To do
The string "Appraisal" may appear in lines of the data; report how many lines contain it, with no other output.

Data for this task
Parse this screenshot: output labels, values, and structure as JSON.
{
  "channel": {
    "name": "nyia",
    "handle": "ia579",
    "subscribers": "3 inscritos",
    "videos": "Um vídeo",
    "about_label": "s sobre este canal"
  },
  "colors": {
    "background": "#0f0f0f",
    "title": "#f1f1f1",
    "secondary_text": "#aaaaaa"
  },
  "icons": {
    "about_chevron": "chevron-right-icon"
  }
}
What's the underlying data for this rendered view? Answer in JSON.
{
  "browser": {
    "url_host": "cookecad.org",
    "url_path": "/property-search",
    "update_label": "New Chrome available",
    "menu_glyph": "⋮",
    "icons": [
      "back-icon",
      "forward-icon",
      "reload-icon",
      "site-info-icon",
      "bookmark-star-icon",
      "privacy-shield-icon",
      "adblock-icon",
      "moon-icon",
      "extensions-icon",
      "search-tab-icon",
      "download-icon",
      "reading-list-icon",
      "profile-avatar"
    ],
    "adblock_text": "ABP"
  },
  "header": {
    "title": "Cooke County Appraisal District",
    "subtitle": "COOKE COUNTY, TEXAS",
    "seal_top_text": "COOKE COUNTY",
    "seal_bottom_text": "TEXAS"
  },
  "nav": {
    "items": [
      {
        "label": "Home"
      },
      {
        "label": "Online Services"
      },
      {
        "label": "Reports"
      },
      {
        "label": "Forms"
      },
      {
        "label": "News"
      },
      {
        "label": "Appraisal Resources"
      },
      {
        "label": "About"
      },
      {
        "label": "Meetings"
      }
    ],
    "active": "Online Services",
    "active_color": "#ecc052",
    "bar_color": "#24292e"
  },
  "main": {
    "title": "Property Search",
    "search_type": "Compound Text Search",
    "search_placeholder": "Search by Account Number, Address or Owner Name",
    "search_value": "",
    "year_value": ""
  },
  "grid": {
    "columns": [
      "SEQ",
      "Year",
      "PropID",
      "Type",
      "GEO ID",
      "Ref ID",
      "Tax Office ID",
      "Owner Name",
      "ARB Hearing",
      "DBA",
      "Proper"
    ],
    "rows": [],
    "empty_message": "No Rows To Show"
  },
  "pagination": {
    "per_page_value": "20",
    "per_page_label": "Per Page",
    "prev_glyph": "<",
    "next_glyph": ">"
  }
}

Response to this task
2